RONALD WILLIAMS v COMMONWEALTH OF AUSTRALIA & ORS
[19 June 2014] HCA 23
Today the High Court unanimously decided that legislation enacted by the Commonwealth Parliament which purported to provide legislative authority to make agreements for the outlay of public money, and to make payments under those agreements, is invalid in its operation with respect to a funding agreement between the Commonwealth and Scripture Union Queensland ("SUQ"). By that agreement, the Commonwealth was to pay SUQ to provide chaplaincy services at schools in Queensland.

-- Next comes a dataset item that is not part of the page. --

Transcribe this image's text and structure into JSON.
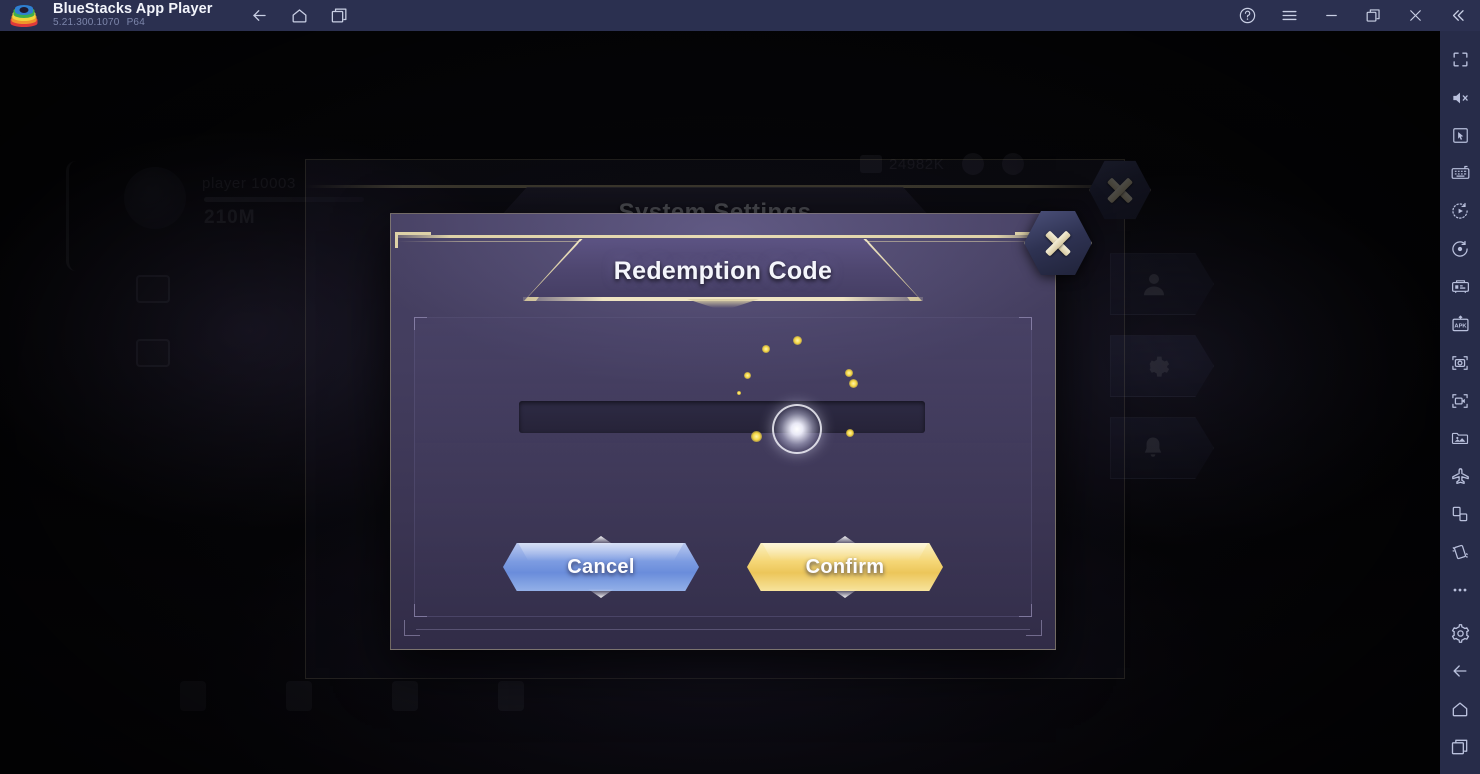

In December 2010, Ronald Williams brought a proceeding in the High Court challenging the payment of money by the Commonwealth to SUQ for SUQ to provide chaplaincy services at the state school Mr Williams' four children attended. In 2012, the Court held that the funding agreement between SUQ and the Commonwealth, and the payments made under it, were not supported by the executive power of the Commonwealth under s 61 of the Constitution.
Soon after the Court made orders in that proceeding, the Parliament enacted the Financial Framework Legislation Amendment Act (No 3) 2012 (Cth) ("the FFLA Act"). The FFLA Act amended the Financial Management and Accountability Act 1997 (Cth) ("the FMA Act") and the Financial Management and Accountability Regulations 1997 (Cth) ("the FMA Regulations") to provide legislative support not only for the making of agreements and payments of the kind which were in issue in the first proceeding, but also for the making of other arrangements and grants.
Mr Williams then brought a fresh proceeding in the High Court against the Commonwealth, the relevant Minister and SUQ, challenging the validity of the relevant provisions of the FMA Act and FMA Regulations inserted by the FFLA Act. He challenged the validity of those provisions both generally and in their particular operation with respect to the payment of money by the Commonwealth to SUQ under the then funding agreement. Both the agreement and the payments made under it were said to be made under the "National School Chaplaincy and Student Welfare Program".
The Court held that, in their operation with respect to the challenged funding agreement and the challenged payments made under that agreement, none of the challenged provisions is a valid law of the Commonwealth. The provisions are not, in their relevant operation, supported by a head of legislative power under the Constitution. Providing at a school the services of a chaplain or welfare worker for the objective described in the FMA Regulations is not a provision of "benefits to students" within the meaning of s 51(xxiiiA) of the Constitution. The Court further held that the Commonwealth's entry into, and expenditure of money under, the funding agreement was not supported by the executive power of the Commonwealth. The making of the payments was therefore held to be unlawful.